- Work request: An exact copy of the data is required, with no pictures in it.

- Task inputs:
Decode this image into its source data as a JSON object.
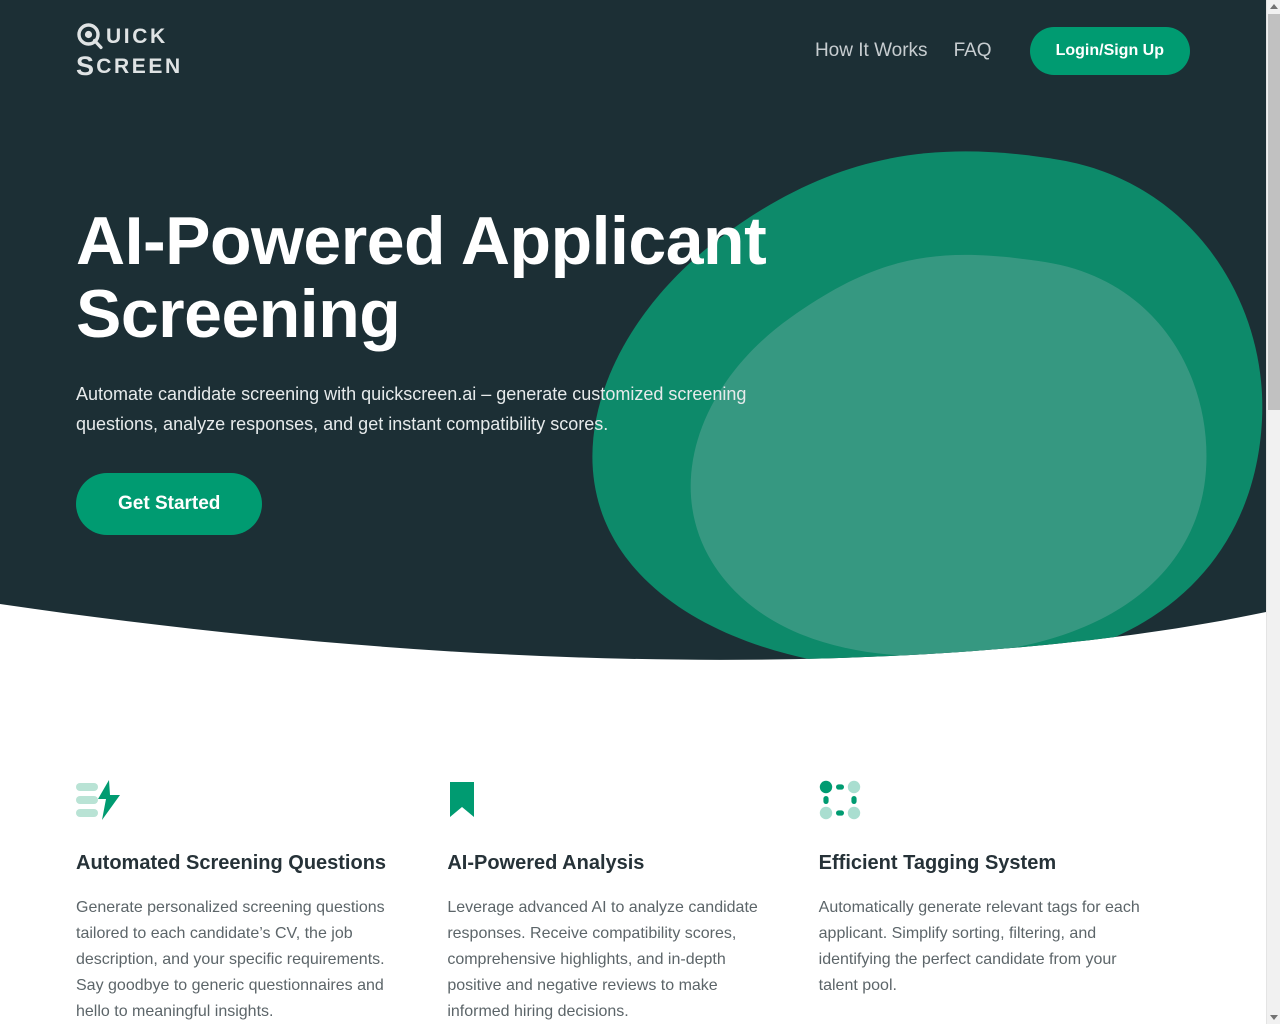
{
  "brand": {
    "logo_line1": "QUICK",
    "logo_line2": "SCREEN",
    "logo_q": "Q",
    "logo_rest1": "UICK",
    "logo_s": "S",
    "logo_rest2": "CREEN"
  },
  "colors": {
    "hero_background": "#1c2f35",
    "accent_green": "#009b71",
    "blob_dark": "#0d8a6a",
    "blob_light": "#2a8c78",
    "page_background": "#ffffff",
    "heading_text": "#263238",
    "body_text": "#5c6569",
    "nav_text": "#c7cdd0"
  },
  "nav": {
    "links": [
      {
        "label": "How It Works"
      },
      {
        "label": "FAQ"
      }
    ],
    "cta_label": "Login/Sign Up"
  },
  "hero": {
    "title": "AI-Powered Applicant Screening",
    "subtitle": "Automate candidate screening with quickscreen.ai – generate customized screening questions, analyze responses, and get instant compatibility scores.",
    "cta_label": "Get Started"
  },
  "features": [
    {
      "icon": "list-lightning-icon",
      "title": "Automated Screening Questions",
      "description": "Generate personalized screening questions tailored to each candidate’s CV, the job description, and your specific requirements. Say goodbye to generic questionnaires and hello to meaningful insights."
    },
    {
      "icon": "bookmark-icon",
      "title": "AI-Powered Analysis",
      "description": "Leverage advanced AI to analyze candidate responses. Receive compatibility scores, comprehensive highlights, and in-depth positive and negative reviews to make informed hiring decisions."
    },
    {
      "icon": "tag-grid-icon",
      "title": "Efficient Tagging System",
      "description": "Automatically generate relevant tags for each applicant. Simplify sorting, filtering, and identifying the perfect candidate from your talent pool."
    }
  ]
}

- Solution to the exercise:
Decode this image into its source data as a JSON object.
{
  "brand": {
    "logo_line1": "QUICK",
    "logo_line2": "SCREEN",
    "logo_q": "Q",
    "logo_rest1": "UICK",
    "logo_s": "S",
    "logo_rest2": "CREEN"
  },
  "colors": {
    "hero_background": "#1c2f35",
    "accent_green": "#009b71",
    "blob_dark": "#0d8a6a",
    "blob_light": "#2a8c78",
    "page_background": "#ffffff",
    "heading_text": "#263238",
    "body_text": "#5c6569",
    "nav_text": "#c7cdd0"
  },
  "nav": {
    "links": [
      {
        "label": "How It Works"
      },
      {
        "label": "FAQ"
      }
    ],
    "cta_label": "Login/Sign Up"
  },
  "hero": {
    "title": "AI-Powered Applicant Screening",
    "subtitle": "Automate candidate screening with quickscreen.ai – generate customized screening questions, analyze responses, and get instant compatibility scores.",
    "cta_label": "Get Started"
  },
  "features": [
    {
      "icon": "list-lightning-icon",
      "title": "Automated Screening Questions",
      "description": "Generate personalized screening questions tailored to each candidate’s CV, the job description, and your specific requirements. Say goodbye to generic questionnaires and hello to meaningful insights."
    },
    {
      "icon": "bookmark-icon",
      "title": "AI-Powered Analysis",
      "description": "Leverage advanced AI to analyze candidate responses. Receive compatibility scores, comprehensive highlights, and in-depth positive and negative reviews to make informed hiring decisions."
    },
    {
      "icon": "tag-grid-icon",
      "title": "Efficient Tagging System",
      "description": "Automatically generate relevant tags for each applicant. Simplify sorting, filtering, and identifying the perfect candidate from your talent pool."
    }
  ]
}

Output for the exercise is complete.